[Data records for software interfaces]
--- START ---
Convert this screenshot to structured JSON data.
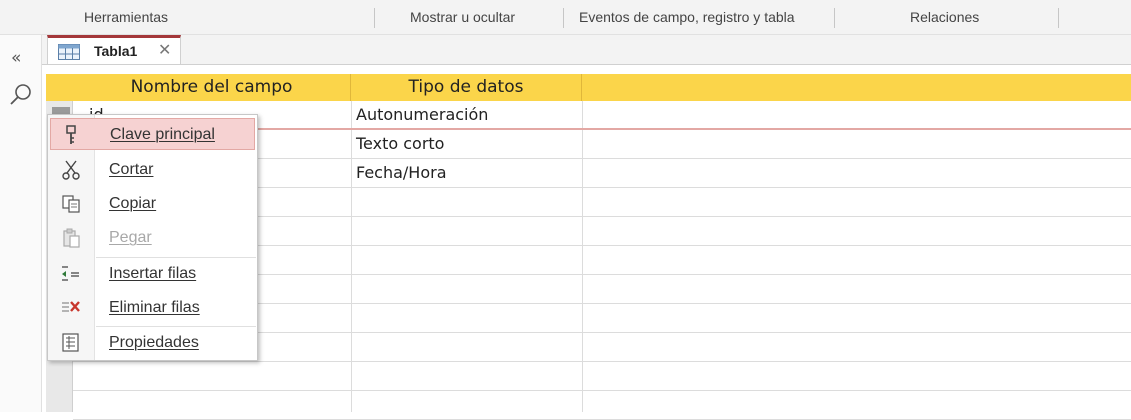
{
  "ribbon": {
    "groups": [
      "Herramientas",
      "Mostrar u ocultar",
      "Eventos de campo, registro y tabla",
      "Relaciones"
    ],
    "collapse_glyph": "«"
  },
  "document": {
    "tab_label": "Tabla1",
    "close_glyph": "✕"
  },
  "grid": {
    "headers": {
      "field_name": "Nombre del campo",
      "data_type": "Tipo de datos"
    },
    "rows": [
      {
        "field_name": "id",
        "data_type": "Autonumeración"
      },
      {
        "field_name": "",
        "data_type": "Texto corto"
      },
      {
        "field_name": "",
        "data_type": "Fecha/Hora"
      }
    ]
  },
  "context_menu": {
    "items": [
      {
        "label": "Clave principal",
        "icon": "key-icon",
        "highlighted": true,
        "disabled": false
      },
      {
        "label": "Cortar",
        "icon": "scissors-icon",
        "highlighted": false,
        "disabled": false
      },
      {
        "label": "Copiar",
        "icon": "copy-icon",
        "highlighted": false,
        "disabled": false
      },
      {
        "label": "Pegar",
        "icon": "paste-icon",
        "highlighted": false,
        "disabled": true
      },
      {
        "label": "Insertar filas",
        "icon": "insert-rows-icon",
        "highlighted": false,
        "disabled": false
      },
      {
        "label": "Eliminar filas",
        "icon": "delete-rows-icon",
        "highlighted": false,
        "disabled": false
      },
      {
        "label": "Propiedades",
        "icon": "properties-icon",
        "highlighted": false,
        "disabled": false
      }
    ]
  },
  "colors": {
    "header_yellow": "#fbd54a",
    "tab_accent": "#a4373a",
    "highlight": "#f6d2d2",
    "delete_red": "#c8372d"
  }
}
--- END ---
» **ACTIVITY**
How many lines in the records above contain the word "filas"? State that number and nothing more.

» **WRITTEN RESPONSE**
2